DUMAGUETE CITY, Negros Oriental – On January 28, 2023 along Rizal Boulevard, numerous environmentalists, student groups, and concerned citizens demonstrate their opposition against the pyrolysis incinerator machine at the city government's Materials Recovery Facility (MRF) located at the border of Barangay Camanjac and Barangay Candau-ay.
The machine entered the city with the intention of converting garbage into building materials like hollow blocks and other byproducts in 2021. However, with the probing serious effects of the installed pyrolysis-gasification plant, many have expressed their grave concerns due to its harmful impacts on human health and the environment.
According to the Conservation Law Foundation, incinerating rubbish is a bad idea.
"Burning waste of any kind is hazardous to our health and the environment and undermines real solutions to our trash crisis."

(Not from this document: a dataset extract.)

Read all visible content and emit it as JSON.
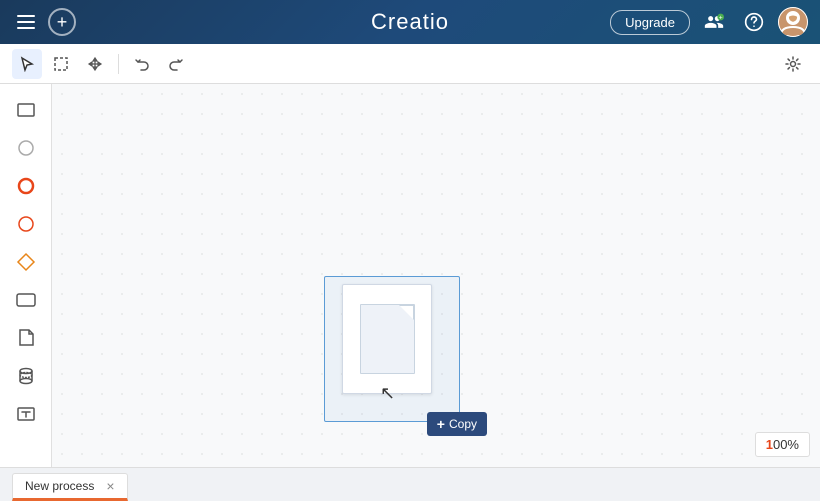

The project's ₱22 Million budget was approved by the City Council as a way to address the issue of sustainable solid waste management. Mayor Felipe Antonio Remollo ordered the closure of the over 35-year-old dumpsite in Brgy. Candau-ay as the city MRF began its operations. Despite this, the government is squandering money and misguiding the populace in an effort to find an "invention" that offers a sustainable solution.
It appears that the Local Government Unit (LGU) is clutching at straws in an effort to find a rapid solution to the plastic trash problem, but the concept is foolish and imprudent.
Contrary to the efficiency and "Zero Waste" claims by the LGU in Dumaguete City, in actuality, this facility is not financially viable and holds no value; even if burning trash does not result in air and carbon pollution –which is improbable, gasification and pyrolysis consume expensive fuel with little to no financial return, making it an unwise investment
Any waste burning puts our health, the ecology, and the climate in peril. Contrary to what proponents of gasification and pyrolysis assert, these technologies are not environmentally friendly.
This facility produce air pollutants that are comparable to those from traditional trash burning, tenfold even worst. They expel a variety of cancer-causing substances that have been called the most poisonous chemicals ever discovered by humans. Additionally, dioxins, mercury, and other heavy metals are tainted in the ash "byproduct" of these operations, which seeps into our groundwater, rivers, and oceans, eventually contaminating our other natural resources, livelihoods, and food sources.
Despite the fact that the Philippine government has taken serious note of the many concerns about incineration at a governmental level, and following strong public opposition to incinerators, pursuant to Republic Act No. 8749, otherwise known as the "Philippine Clean Air Act of 1999" forbidding the incineration of hazardous wastes as this method emits harmful and dangerous gases; Section 20 of the same Act says it "does not absolutely prohibit incineration as a mode of waste disposal; rather only those burning processes which emit poisonous and toxic fumes are banned." It also defines 'poisonous and toxic fumes' as emissions and fumes that exceed globally established criteria, such as those of the World Health Organization (WHO) guideline values.
With the cooperation of Global Alliance for Incinerator Alternatives (GAIA), Greenpeace Philippines, Plastic Free Philippines, and War On Waste (WOW) Negros Oriental, on February 6, 2023 at the Silliman University Del Carmen Hall, Burn Not Dumaguete, a movement of Non-Governmental Organizations (NGO) and professionals working to stop the Pyrolysis-Gasification technology in the City, conduct a special session with KT Andresky the Campaign Organizer of Breathe Free Detroit, a grassroots and community-led movement formed to shut down the Detroit incinerator, sharing her community efforts in successfully closing down the biggest waste incinerator in Detroit, Michigan in the United States. She is an activist who spent more than ten years residing near the Detroit Renewable Power (DWP) incinerator where she experienced first-hand the negative impacts of the facility on the community dwelling in the shadow of the incinerator.
"The possible impacts of heavy metal toxins and other contaminants in the environment are quite tenacious and may persist for a long period beyond the area near the incinerator. Persistent pollutants can travel vast distances from their emission sources, through many chemical and physical transformations, and pass multiple times through soil, water, and food" she iterated.
Andresky promotes public involvement, public education, and community action initiatives to educate and empower her community, as she hopes Dumaguete City will follow suit.